U.S. natural gas futures jump 4% as output falls, LNG exports soar
U.S. natural gas futures jumped 4% on Monday as output fell and LNG exports soared. That price increase came despite forecasts for milder weather expected to produce little heating or cooling demand over the next two weeks. After falling to a four-week low last week, front-month gas futures rose 9 cents, or 4.0%, to $2.359 per million British thermal units at 9:11 a.m. EDT (1311 GMT). On Friday, the contract closed at its lowest since Aug. 13.
Gas speculators cut their net long positions on the New York Mercantile and Intercontinental Exchanges last week for the first time in seven weeks on expectations coronavirus demand destruction and record stockpiles would prevent price spikes and shortages this winter. Data provider Refinitiv said output in the Lower 48 U.S. states was on track to slide to a two-week low of 86.1 billion cubic feet per day (bcfd) on Monday. With the weather turning cooler, Refinitiv projected demand in the Lower 48, including exports, would slide from 85.3 bcfd this week to 82.4 bcfd next week.
The forecast for next week was lower than Refinitiv's outlook on Friday. The amount of gas flowing to U.S. LNG export plants, meanwhile, was on track to average 5.1 bcfd in September. That is the most in a month since May and is up for a second month in a row for the first time since hitting a record high of 8.7 bcfd in February. That LNG-export gain comes as Cheniere Energy Inc's Sabine Pass in Louisiana keeps ramping up after shutting in late August for Hurricane Laura and as global gas prices rise. That price increase makes U.S. gas more attractive in Europe and Asia following months of U.S. cargo cancellations due to coronavirus demand destruction.
The quest for plant availability: Achieving improved compressor reliability and efficiency in downstream operations
Plants in the downstream industry require a great degree of operational availability, equipment reliability and efficiency: These factors are crucial for end users, as thousands of complex and intricate processes are operating in parallel – many of them are driven and safeguarded by compression technologies.
Uniformly, reliability is a universal maxim, and this holds particularly true for handling and compressing challenging gases processed in such plants. In fact, there is a direct, vital link between the reliability of compressor equipment designed for and used in these processes and the availability of the plant.
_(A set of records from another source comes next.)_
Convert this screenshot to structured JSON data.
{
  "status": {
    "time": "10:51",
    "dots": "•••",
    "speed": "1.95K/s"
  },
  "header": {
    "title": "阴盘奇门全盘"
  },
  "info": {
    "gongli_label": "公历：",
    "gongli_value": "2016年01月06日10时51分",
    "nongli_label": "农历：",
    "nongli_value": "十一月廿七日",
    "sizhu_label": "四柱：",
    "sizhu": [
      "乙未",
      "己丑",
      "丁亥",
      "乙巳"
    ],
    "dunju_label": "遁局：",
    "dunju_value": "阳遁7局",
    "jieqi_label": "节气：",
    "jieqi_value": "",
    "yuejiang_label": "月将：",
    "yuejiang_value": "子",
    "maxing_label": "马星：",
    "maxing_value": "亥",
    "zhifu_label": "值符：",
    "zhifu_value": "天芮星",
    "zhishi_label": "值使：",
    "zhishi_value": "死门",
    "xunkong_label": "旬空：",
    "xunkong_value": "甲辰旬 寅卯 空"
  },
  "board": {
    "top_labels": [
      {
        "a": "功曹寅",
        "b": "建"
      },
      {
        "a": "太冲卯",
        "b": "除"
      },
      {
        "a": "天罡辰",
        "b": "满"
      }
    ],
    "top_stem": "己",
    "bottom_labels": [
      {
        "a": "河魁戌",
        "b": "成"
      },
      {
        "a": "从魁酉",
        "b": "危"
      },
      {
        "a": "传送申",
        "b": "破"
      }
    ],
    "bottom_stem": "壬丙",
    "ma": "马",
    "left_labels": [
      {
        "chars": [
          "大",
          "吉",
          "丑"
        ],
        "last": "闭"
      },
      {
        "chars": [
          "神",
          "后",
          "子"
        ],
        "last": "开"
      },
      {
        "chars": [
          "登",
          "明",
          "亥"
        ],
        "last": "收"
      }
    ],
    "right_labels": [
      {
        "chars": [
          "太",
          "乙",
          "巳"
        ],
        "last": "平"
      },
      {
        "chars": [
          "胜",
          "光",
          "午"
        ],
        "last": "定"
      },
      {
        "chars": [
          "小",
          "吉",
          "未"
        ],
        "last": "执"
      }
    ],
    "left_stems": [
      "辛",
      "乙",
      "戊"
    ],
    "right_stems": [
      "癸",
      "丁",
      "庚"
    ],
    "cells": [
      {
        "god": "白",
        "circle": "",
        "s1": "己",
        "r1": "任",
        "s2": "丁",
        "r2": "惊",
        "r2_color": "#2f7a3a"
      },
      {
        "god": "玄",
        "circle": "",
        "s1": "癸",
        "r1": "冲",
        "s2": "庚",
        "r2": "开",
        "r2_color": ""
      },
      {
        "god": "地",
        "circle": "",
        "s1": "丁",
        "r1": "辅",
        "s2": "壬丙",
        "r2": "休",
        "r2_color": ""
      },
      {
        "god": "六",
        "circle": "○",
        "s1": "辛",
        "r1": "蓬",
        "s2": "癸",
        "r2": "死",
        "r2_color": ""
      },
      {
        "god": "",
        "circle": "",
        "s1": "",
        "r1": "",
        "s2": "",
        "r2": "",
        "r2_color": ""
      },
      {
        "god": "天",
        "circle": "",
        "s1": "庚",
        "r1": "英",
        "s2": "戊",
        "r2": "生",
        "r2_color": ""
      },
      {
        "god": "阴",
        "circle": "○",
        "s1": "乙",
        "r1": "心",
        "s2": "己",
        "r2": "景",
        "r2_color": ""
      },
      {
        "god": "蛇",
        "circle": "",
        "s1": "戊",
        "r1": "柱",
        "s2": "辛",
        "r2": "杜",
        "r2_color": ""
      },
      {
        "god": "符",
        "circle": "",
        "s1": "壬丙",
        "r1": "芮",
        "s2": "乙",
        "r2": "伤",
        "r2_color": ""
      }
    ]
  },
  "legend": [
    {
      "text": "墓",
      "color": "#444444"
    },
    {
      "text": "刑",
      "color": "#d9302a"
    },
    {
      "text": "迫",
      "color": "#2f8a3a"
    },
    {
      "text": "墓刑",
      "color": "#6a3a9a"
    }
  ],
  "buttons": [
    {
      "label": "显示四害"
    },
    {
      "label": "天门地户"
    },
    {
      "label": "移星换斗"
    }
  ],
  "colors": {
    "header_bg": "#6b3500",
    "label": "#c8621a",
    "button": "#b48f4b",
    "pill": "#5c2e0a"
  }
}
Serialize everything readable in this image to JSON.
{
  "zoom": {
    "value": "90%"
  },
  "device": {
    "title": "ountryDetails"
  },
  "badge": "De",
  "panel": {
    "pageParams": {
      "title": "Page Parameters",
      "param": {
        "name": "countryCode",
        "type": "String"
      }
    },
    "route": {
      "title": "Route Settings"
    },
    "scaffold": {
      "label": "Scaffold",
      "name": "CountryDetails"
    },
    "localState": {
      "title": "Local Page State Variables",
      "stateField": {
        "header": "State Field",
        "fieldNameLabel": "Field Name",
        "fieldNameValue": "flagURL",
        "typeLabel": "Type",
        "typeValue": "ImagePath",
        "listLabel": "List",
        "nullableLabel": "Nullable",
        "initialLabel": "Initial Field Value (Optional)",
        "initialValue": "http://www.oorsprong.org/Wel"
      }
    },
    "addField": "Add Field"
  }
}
With a focus on different chemical/petrochemical, syngas and LNG applications our speaker Ulrich Schmitz will introduce to the listeners how centrifugal compression technologies such as integrally geared can be designed and employed reliably to perform the key process challenges of the industry, while also contributing to an efficient operation.
September 24, 2020 10:00 AM CDT